Transportation Committee Chairman Rep. John Mica, R-Fla., is just a guy trying to get a job done. If a looming government shutdown doesn't overwhelm his House colleagues, his bill to reauthorize the Federal Aviation Administration should be completed by Friday.
Emphasis on "should." Mica is just relaying what he hears from House leaders, he told a group of aviation lobbyists on Wednesday. Floor debate is slated to begin on the bill on Thursday. The continuing resolution funding the government runs out on April 8.
"I think most of you came because you probably want to go back and tell everybody that you found out from Mica what the hell is going on. I wish I knew," Mica said. "We're all here worrying about April 8. Maybe we won't have to worry about reauthorizations for anything."
But seriously, folks, enough about government shutdowns. Mica and the aviation lobbying community agree that they've been waiting long enough. The last FAA bill expired in 2007 and lawmakers are about to enact its 18th extension to give House and Senate negotiators time to work out their differences on a longer reauthorization. The Senate passed its FAA bill in February. Shutdowns weren't the buzzwords of the day then, but a big chunk of Senate debate time was devoted to political amendments like repealing health care.
If lawmakers are given half the chance, odds are high that they can reach a deal on the FAA bill. There is the slightly controversial matter of long-distance slots at Washington's Reagan National Airport, a big deal for a few West Coast senators with long flights home who despise Dulles International Airport located in the D.C. exurbs. The Senate bill calls for 16 long-distance slots at National Airport. "I've got 10. I'm willing to deal [pause] but not right now," Mica said, demonstrating a pro's timing on lunchtime keynote delivery.
The most lively debate on the FAA bill likely will revolve around unions. Mica inserted language making it harder for unions to become certified as official representatives of aviation and rail workers. His provision designates workers who decline to vote in a union certification election as "no" votes, reversing a National Mediation Board decision last year to count only those workers who cast ballots. Reps. Steven LaTourette, R-Ohio, and Jerry Costello, D-Ill., plan to offer an amendment to strip Mica's language.
The union-unfriendly Republican House majority virtually guarantees that the LaTourette/Costello amendment will be defeated, but it will facilitate a few fiery floor speeches on labor issues.
And the Obama administration will get in the way of Mica's language. In a Statement of Administration Policy issued on Wednesday, the White House threatened Obama's veto of the FAA measure if it lands on his desk with language "that would not safeguard the ability of railroad and airline workers to decide whether or not they would be represented by a union based upon a majority of the ballots cast in an election."

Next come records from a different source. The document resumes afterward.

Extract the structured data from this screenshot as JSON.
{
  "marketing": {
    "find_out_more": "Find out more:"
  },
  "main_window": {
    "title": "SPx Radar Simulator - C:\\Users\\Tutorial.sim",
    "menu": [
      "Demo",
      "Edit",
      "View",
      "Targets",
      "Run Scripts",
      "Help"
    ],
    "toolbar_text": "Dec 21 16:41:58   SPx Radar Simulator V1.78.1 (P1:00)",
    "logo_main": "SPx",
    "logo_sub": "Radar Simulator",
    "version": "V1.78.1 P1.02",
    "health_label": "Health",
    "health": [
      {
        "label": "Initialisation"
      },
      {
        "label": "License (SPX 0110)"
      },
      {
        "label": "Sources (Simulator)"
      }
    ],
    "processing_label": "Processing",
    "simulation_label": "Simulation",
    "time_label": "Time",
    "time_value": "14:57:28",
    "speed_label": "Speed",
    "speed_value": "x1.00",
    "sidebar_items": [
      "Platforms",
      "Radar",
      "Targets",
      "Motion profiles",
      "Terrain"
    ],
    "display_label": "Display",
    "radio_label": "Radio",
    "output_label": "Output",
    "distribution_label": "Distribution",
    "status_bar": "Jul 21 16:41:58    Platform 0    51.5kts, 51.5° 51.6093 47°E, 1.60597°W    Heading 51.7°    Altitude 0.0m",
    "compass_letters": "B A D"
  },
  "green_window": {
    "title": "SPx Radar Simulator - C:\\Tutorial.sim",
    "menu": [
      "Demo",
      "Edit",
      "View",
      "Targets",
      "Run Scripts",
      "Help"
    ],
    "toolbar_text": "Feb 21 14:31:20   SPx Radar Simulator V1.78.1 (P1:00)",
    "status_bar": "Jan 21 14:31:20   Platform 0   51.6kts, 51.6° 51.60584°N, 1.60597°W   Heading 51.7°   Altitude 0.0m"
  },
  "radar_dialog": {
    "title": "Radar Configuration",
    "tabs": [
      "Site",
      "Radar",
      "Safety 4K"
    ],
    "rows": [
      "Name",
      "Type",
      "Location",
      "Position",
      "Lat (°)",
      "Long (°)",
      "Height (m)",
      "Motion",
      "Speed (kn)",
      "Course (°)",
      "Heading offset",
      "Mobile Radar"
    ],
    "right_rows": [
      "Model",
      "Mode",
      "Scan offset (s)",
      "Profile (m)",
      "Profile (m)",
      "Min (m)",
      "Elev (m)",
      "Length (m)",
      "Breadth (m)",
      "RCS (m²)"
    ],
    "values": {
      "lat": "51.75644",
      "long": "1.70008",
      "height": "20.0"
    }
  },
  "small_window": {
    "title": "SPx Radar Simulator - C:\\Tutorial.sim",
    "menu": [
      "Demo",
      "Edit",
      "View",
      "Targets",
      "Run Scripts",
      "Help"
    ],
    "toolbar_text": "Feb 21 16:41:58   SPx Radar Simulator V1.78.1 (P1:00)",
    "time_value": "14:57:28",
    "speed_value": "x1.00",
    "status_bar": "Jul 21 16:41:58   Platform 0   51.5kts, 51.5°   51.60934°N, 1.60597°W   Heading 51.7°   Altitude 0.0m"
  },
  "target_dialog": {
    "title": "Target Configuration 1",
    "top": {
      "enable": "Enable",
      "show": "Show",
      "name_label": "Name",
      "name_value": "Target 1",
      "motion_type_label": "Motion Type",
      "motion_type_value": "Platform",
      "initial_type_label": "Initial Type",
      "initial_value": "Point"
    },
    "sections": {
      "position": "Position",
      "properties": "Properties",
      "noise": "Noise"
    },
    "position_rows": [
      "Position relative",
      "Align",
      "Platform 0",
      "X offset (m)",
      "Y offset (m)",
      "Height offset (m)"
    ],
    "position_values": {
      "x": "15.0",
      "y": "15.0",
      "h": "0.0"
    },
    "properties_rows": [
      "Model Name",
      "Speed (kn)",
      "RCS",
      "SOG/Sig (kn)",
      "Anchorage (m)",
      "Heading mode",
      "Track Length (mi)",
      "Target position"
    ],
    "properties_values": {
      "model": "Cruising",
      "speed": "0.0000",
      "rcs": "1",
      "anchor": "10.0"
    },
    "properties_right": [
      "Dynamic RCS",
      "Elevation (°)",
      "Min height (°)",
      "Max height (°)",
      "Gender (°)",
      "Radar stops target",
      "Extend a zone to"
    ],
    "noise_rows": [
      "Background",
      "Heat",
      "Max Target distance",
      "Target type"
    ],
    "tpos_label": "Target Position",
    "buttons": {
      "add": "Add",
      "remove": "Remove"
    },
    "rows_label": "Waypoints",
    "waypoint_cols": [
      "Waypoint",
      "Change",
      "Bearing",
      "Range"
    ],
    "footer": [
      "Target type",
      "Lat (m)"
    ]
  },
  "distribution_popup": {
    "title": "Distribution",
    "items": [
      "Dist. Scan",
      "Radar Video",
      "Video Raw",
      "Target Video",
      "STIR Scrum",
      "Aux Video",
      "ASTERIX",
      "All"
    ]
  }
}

The AFL-CIO's Transportation Trades Department sent a letter to House members on Tuesday arguing that a vote for the amendment will ensure "swift passage" of the FAA bill because the Senate likely will balk at Mica's language. "Repealing union-election rules has nothing to do with the core aviation safety and investment priorities that should be the focus of this legislation," the letter said.
Mica is undaunted, taking as a badge of honor the scorn of MSNBC's overtly liberal TV anchor Rachel Maddow. "My prediction is we'll pass the change," he said of the union provision. "That doesn't make Rachel Maddow happy. I'm one of her most unfavorable people in the media."
Mica expertly puffed his conservative feathers in citing Maddow's former colleague Keith Olbermann. "I used to look forward to being his `Worst Person' of the week. I think I got that at least a half a dozen times, and I do miss him. But now we have Rachel, and she's all upset about me turning all of this back to actually what we had before, and it worked pretty darn well. [pause] But she'll get over it, too."